It doesn’t matter where you are and where you look these days, whether standing in a city or rural town you will almost always see something made from corrugated iron. Although it’s no longer made from iron we still call it corrugated iron and its uses are still widespread to this day.
As a modeler it’s very difficult to model corrugated iron accurately and many have tried, some quite successful and other not so successful and let me tell you I’m definitely somewhere in that list and if you’ve been following along with my YouTube videos you will know what I’m talking about!
Brunel Hobbies have come up with an ingenious design that enables the average modeler to make as many corrugated sheets as they will ever need and at a fraction of the cost of purchasing premade sheets.
The design is simple, a small strong piece of acrylic base with a corrugated iron pattern etched into the surface and a second smaller piece used for pressing and moulding the foil into the etched acrylic.

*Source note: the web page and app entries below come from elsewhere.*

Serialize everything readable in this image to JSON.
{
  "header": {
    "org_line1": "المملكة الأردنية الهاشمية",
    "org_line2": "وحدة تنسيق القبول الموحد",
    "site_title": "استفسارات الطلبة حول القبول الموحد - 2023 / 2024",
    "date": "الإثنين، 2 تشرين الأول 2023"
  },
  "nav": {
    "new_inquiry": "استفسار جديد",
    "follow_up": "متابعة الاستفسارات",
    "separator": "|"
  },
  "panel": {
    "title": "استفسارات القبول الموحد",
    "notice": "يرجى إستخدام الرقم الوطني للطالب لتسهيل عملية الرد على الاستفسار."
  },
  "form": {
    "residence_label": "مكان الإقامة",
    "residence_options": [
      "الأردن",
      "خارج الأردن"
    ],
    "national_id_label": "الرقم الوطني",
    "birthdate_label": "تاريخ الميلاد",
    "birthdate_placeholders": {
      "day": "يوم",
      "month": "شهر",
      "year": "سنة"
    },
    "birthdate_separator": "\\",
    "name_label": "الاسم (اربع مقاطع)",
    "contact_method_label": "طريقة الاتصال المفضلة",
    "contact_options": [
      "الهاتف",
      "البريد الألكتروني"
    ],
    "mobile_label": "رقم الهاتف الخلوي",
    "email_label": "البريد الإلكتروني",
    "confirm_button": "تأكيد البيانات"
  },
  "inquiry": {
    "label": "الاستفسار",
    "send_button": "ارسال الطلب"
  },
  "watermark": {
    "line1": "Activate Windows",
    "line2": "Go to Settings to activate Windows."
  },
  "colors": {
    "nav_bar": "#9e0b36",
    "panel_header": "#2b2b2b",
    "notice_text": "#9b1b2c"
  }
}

The simplicity of the tool is almost lost in the description! It’s easier done than said??
The tool arrives in a clear plastic pouch with some simple instructions, an optional extra that can be purchased along with the tool is some aluminum foil. Don’t be fooled! The foil you get from the supermarket is borderline unusable with this tool, not because it can’t be done but the thinner foil is so fragile that you will most likely lose your sanity from the constantly bending and creasing of the foil sheets.
Definitely consider the thicker foil and if you can get thicker foil yourself then definitely use the thicker stuff on offer from Brunel.
The possibilities with this tool are endless, as long as you have the patience to make the sheets, you can make any size building you wish.
When I first used this product I built an old looking shed that was completely covered in corrugated iron, all up 151 handmade sheets of iron. The model came up looking so good it was featured in “Model Railroad Hobbyist Magazine” in the “Yes It’s a Model” column. Which itself is a testament to how good this tool works! And when I show my friends the photo’s they mistake them for an actual place.
If there was a bad word to be said… and finding one is tough, you’ll definitely need a good amount of patience when working with this tool, however the good news is, unlike the pre made corrugated sheets where you get a limited number for quite a high price, if you damage, bend or crease a sheet you made yourself you can simply run it back through the corrugated iron maker again to remove the imperfection or crease. And if you completely destroyed your corrugated sheet, there is no big monetary loss by throwing it away and making a new corrugated iron sheet.
To get the best results using the tool you’ll want to place the foil onto the base and use the other piece by running it over the top while applying a light pressure, basically sandwiching the foil in the middle. Making a few light passes works much better than one heavy pass. The downside to pressing heavily on the foil results in cutting through the foil instead of creating a groove.
If you have any need for corrugated iron on your layout then I can’t recommend this tool more highly, the end result achievable with this tool makes the price exceptional. Only $17 for the Large HO scale version and $2.65 for the foil mind you these are Australian Dollars, so as of February 2016 that makes it only $12 USD!
They also sell 1:32, 1:72, N, O and G scale versions, the foil they sell works well for HO scale however I’ve not tried using it for any of the other scales.
For more information and to buy this magnificent tool look no further than Brunel Hobbies right here.
For a very highly detailed tutorial about using the corrugated iron maker and techniques for weathering, painting and assembling the sheets of iron be sure to check out "Realistic Scenery Volume 4 - Modelling and Old Farm Shed". I step through the process of building the exact diorama that featured in the Model Railroad Hobbyist eMag.